Above the Gymnasium, paths lead up to the acropolis where the late 5th century bc enceinte and its well-preserved towers in isodomic masonry are visible, especially to the east side. On the way up are (left) remains of a Thesmophoreion (sanctuary to Kore and Demeter) and (right) the sanctuary of a female deity, perhaps Artemis Olympia. On returning once again towards the highway, you pass the ‘House of the Mosaics’, recognisable because it is partly covered by a mod ern building and roof. This is a large and important residence—sometimes attributed to the philosopher Menedemos—constructed around 370 bc with a private area and an ample public area. Much of the furniture and small objects, including the exceptional terracotta Gorgon’s head, which were found here are exhibited in the Museum (Room 2, case 17). The figurative mosaics—especially those in the middle reception room on the north side—are preserved in situ. They are executed mostly in black and white, and soberly highlighted with colour. The house appears to have been destroyed by fire a hundred years after it was built.
On a hill 1km west of the theatre, a tumulus encloses a Macedonian tomb. (Key held by museum. Not signed. Take asphalt road parallel to west side of the archaeological area; then first fork left. Road climbs; as it turns sharply right, the tomb is at the summit of the hill crowned with pines.) The neatly cut dromos on the north side leads to a square vaulted chamber containing two funeral couches in marble, with their pillows and draperies, two thrones and a table, all once coloured. A funerary sculpture—a lion or a sphinx—would have marked the grave from above.
To the south of the main highway:
The temple of Apollo Daphnephoros is Eretria’s most significant monument, and was always the hub of the ancient city. (East on highway, then last street south before the round about.) Now that the Archaeological Department has re covered with earth most of the recent excavations, all that is visible is the large
crepidoma of the Doric
peripteral temple, erected c. 530/520 bc, to which the pedimental sculpture in the museum originally belonged. It had 6 x 14 columns, with a

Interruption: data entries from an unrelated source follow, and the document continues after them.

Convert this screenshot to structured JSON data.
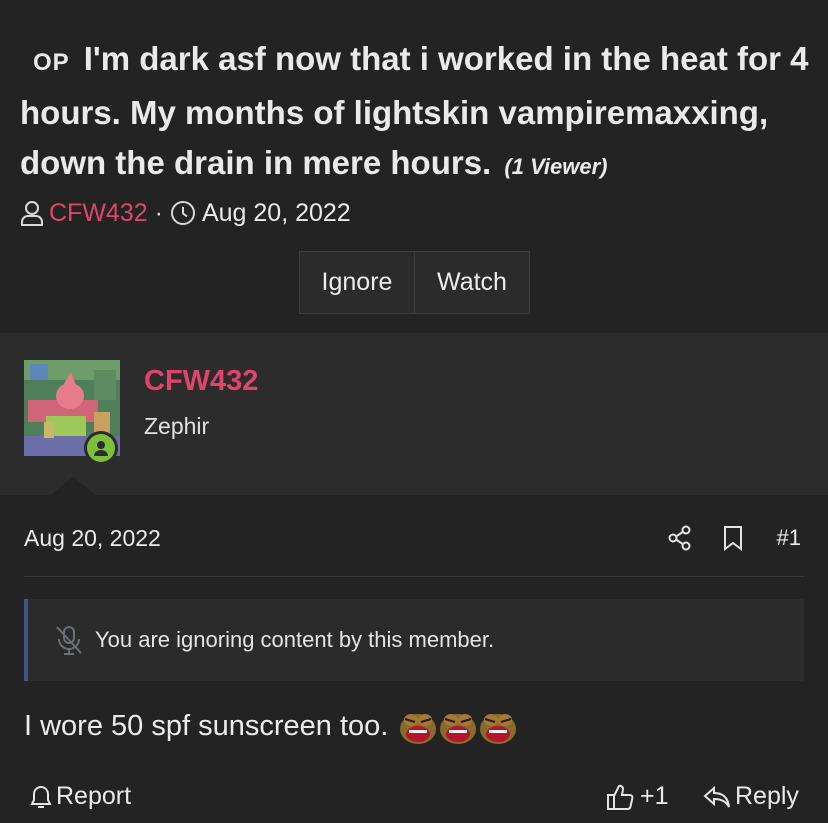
{
  "thread": {
    "op_label": "OP",
    "title": "I'm dark asf now that i worked in the heat for 4 hours. My months of lightskin vampiremaxxing, down the drain in mere hours.",
    "viewer_count": "(1 Viewer)",
    "author": "CFW432",
    "separator": "·",
    "date": "Aug 20, 2022",
    "buttons": {
      "ignore": "Ignore",
      "watch": "Watch"
    }
  },
  "post": {
    "username": "CFW432",
    "user_title": "Zephir",
    "date": "Aug 20, 2022",
    "number": "#1",
    "ignored_notice": "You are ignoring content by this member.",
    "body_text": "I wore 50 spf sunscreen too.",
    "emote_count": 3,
    "actions": {
      "report": "Report",
      "like_count": "+1",
      "reply": "Reply"
    }
  },
  "colors": {
    "background": "#232323",
    "user_block": "#2c2c2c",
    "accent_username": "#e0446d",
    "online_status": "#7bbf3a",
    "notice_border": "#3e5586"
  },
  "icons": {
    "author": "user-icon",
    "date": "clock-icon",
    "share": "share-icon",
    "bookmark": "bookmark-icon",
    "ignored": "muted-microphone-icon",
    "report": "bell-icon",
    "like": "thumbs-up-icon",
    "reply": "reply-arrow-icon"
  }
}
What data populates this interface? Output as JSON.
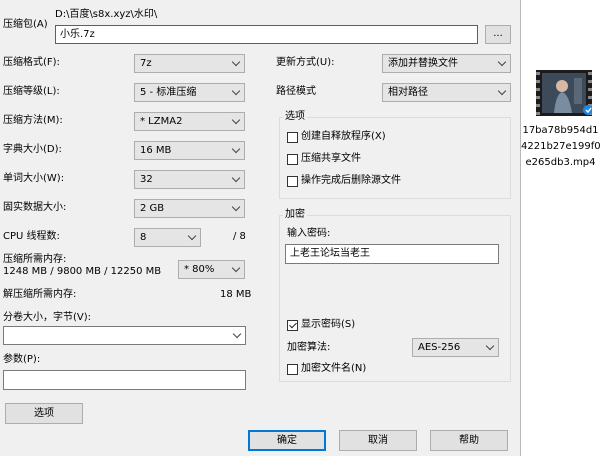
{
  "archive": {
    "label": "压缩包(A)",
    "path": "D:\\百度\\s8x.xyz\\水印\\",
    "value": "小乐.7z",
    "browse_label": "..."
  },
  "left": {
    "format": {
      "label": "压缩格式(F):",
      "value": "7z"
    },
    "level": {
      "label": "压缩等级(L):",
      "value": "5 - 标准压缩"
    },
    "method": {
      "label": "压缩方法(M):",
      "value": "*  LZMA2"
    },
    "dict": {
      "label": "字典大小(D):",
      "value": "16 MB"
    },
    "word": {
      "label": "单词大小(W):",
      "value": "32"
    },
    "solid": {
      "label": "固实数据大小:",
      "value": "2 GB"
    },
    "cpu": {
      "label": "CPU 线程数:",
      "value": "8",
      "total": "/ 8"
    },
    "mem_compress": {
      "label": "压缩所需内存:",
      "detail": "1248 MB / 9800 MB / 12250 MB",
      "value": "* 80%"
    },
    "mem_decompress": {
      "label": "解压缩所需内存:",
      "value": "18 MB"
    },
    "volume": {
      "label": "分卷大小，字节(V):",
      "value": ""
    },
    "params": {
      "label": "参数(P):",
      "value": ""
    },
    "options_button": "选项"
  },
  "right": {
    "update": {
      "label": "更新方式(U):",
      "value": "添加并替换文件"
    },
    "pathmode": {
      "label": "路径模式",
      "value": "相对路径"
    },
    "options": {
      "title": "选项",
      "sfx": "创建自释放程序(X)",
      "shared": "压缩共享文件",
      "delete": "操作完成后删除源文件"
    },
    "encryption": {
      "title": "加密",
      "password_label": "输入密码:",
      "password_value": "上老王论坛当老王",
      "show_password": "显示密码(S)",
      "method_label": "加密算法:",
      "method_value": "AES-256",
      "encrypt_names": "加密文件名(N)"
    }
  },
  "buttons": {
    "ok": "确定",
    "cancel": "取消",
    "help": "帮助"
  },
  "desktop_file": {
    "name_line1": "17ba78b954d1",
    "name_line2": "4221b27e199f0",
    "name_line3": "e265db3.mp4"
  }
}
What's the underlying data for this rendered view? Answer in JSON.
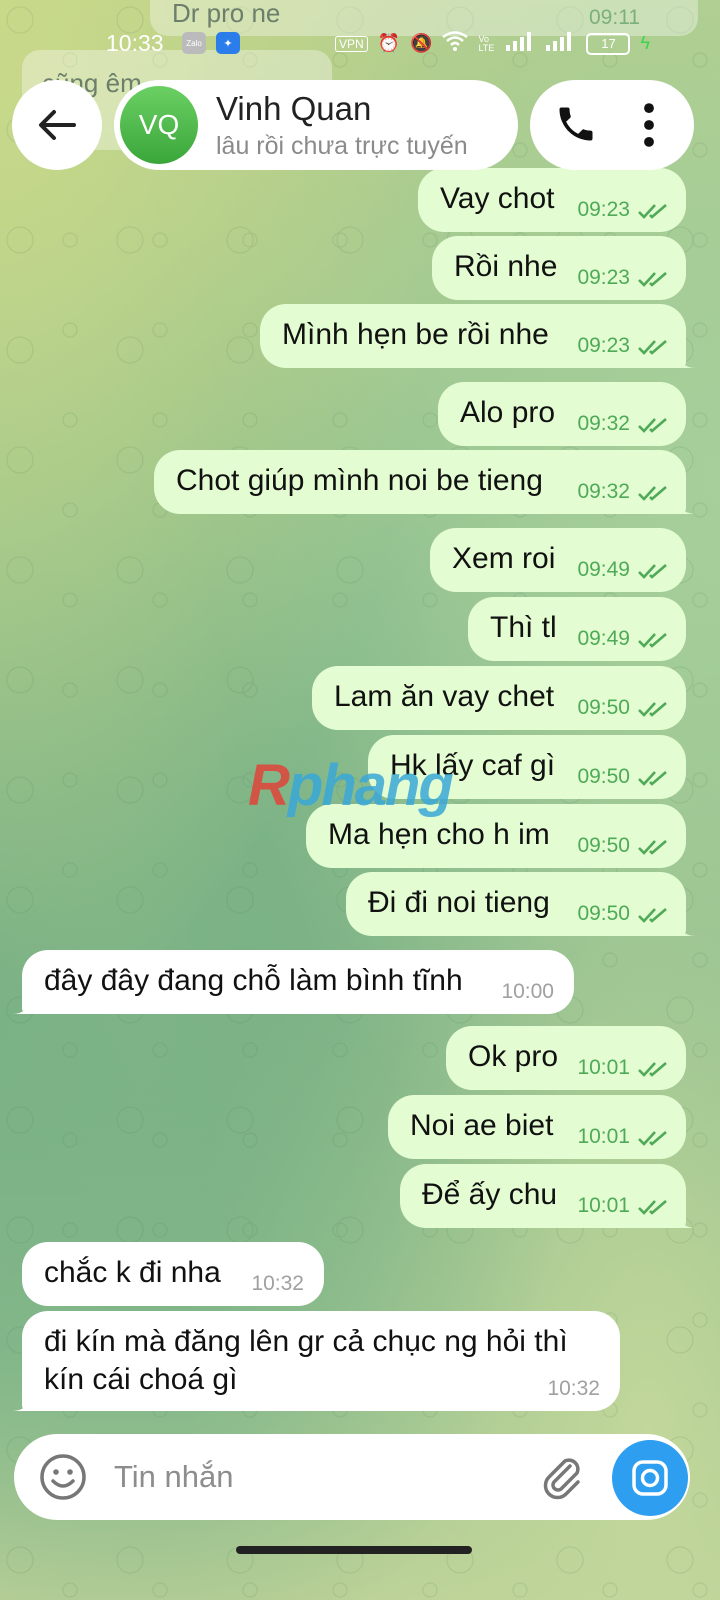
{
  "status_bar": {
    "time": "10:33",
    "vpn": "VPN",
    "volte": "Vo LTE",
    "battery": "17"
  },
  "ghost_messages": {
    "top_out": "Dr pro ne",
    "top_out_time": "09:11",
    "left_in": "cũng êm"
  },
  "header": {
    "avatar_initials": "VQ",
    "name": "Vinh Quan",
    "status": "lâu rồi chưa trực tuyến"
  },
  "messages": [
    {
      "dir": "out",
      "text": "Vay chot",
      "time": "09:23"
    },
    {
      "dir": "out",
      "text": "Rồi nhe",
      "time": "09:23"
    },
    {
      "dir": "out",
      "text": "Mình hẹn be rồi nhe",
      "time": "09:23"
    },
    {
      "dir": "out",
      "text": "Alo pro",
      "time": "09:32"
    },
    {
      "dir": "out",
      "text": "Chot giúp mình noi be tieng",
      "time": "09:32"
    },
    {
      "dir": "out",
      "text": "Xem roi",
      "time": "09:49"
    },
    {
      "dir": "out",
      "text": "Thì tl",
      "time": "09:49"
    },
    {
      "dir": "out",
      "text": "Lam ăn vay chet",
      "time": "09:50"
    },
    {
      "dir": "out",
      "text": "Hk lấy caf gì",
      "time": "09:50"
    },
    {
      "dir": "out",
      "text": "Ma hẹn cho h im",
      "time": "09:50"
    },
    {
      "dir": "out",
      "text": "Đi đi noi tieng",
      "time": "09:50"
    },
    {
      "dir": "in",
      "text": "đây đây đang chỗ làm bình tĩnh",
      "time": "10:00"
    },
    {
      "dir": "out",
      "text": "Ok pro",
      "time": "10:01"
    },
    {
      "dir": "out",
      "text": "Noi ae biet",
      "time": "10:01"
    },
    {
      "dir": "out",
      "text": "Để ấy chu",
      "time": "10:01"
    },
    {
      "dir": "in",
      "text": "chắc k đi nha",
      "time": "10:32"
    },
    {
      "dir": "in",
      "text": "đi kín mà đăng lên gr cả chục ng hỏi thì",
      "text2": "kín cái choá gì",
      "time": "10:32"
    }
  ],
  "watermark": {
    "part1": "R",
    "part2": "phang"
  },
  "composer": {
    "placeholder": "Tin nhắn"
  },
  "colors": {
    "outgoing_bubble": "#e3fcd1",
    "incoming_bubble": "#ffffff",
    "accent": "#2d9ef0",
    "avatar": "#4cb84a",
    "read_tick": "#4faa58"
  }
}
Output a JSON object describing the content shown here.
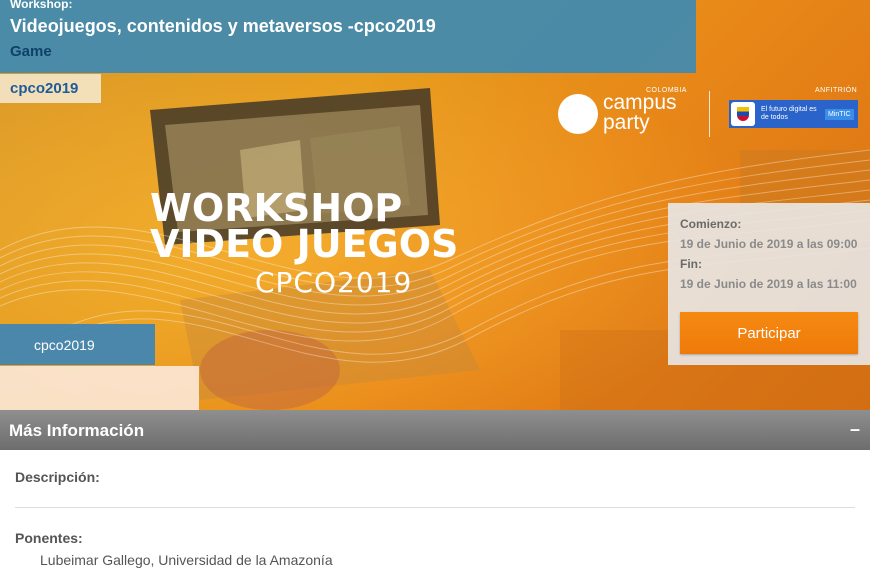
{
  "event": {
    "kicker": "Workshop:",
    "title": "Videojuegos, contenidos y metaversos -cpco2019",
    "category": "Game",
    "tag_top": "cpco2019",
    "tag_bottom": "cpco2019"
  },
  "banner": {
    "headline_line1": "WORKSHOP",
    "headline_line2": "VIDEO JUEGOS",
    "subline": "CPCO2019",
    "logo_small": "COLOMBIA",
    "logo_word1": "campus",
    "logo_word2": "party",
    "host_label": "ANFITRIÓN",
    "host_text": "El futuro digital es de todos",
    "host_badge": "MinTIC"
  },
  "schedule": {
    "start_label": "Comienzo:",
    "start_value": "19 de Junio de 2019 a las 09:00",
    "end_label": "Fin:",
    "end_value": "19 de Junio de 2019 a las 11:00",
    "cta_label": "Participar"
  },
  "details": {
    "section_title": "Más Información",
    "collapse_symbol": "–",
    "description_label": "Descripción:",
    "speakers_label": "Ponentes:",
    "speakers": [
      "Lubeimar Gallego, Universidad de la Amazonía"
    ]
  },
  "colors": {
    "title_bg": "#3e8ab2",
    "accent_orange": "#f58a12",
    "section_bar": "#7a7a7a"
  }
}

cella articulated in three aisles divided by a double row of columns. Noteworthy is the beautiful dressing of the blocks of the lowest level, which possess their natural irregular pro file underneath, and are finished to a perfect, flat, lipped ledge on the upper surface. Below what is seen however, archaeologists have identified two earlier buildings: the first, dating from c. 800 bc, was an apsidal ‘Daphnephoreion’, per haps designed to imitate the early ‘hut’ of laurel branches which traditionally stood at Delphi; the second, built over it in the mid-7th century bc, was a longer building, again terminating in a wide apse at the northwestern end, with six (wooden) columns on the ends and 19 down each side. In plan and design this building has affinities with the
heroon at Lefkandi and with the early hekatompedon at Samos . It lies partially under the north edge of the visible temple base.
Three other points of interest lie further to the southeast. A meticulously cut, circular base with a central circular pit is visible in an area occupied by the ancient agora. This tholos dates from the 4th century bc and is possibly also the sanctuary of, or monument to, a hero. Beyond it, on what was the edge of the harbour in ancient times are the baths of the 4th century bc, probably belonging to a gymnasium complex. To the east of these are the ruins of a temple of Isis, whose cult was introduced into the Greek world by mariners and merchants returning from Egypt. The broken cult statue in terracotta was found in situ when the building was excavated in 1917.
Euboea Island, Greece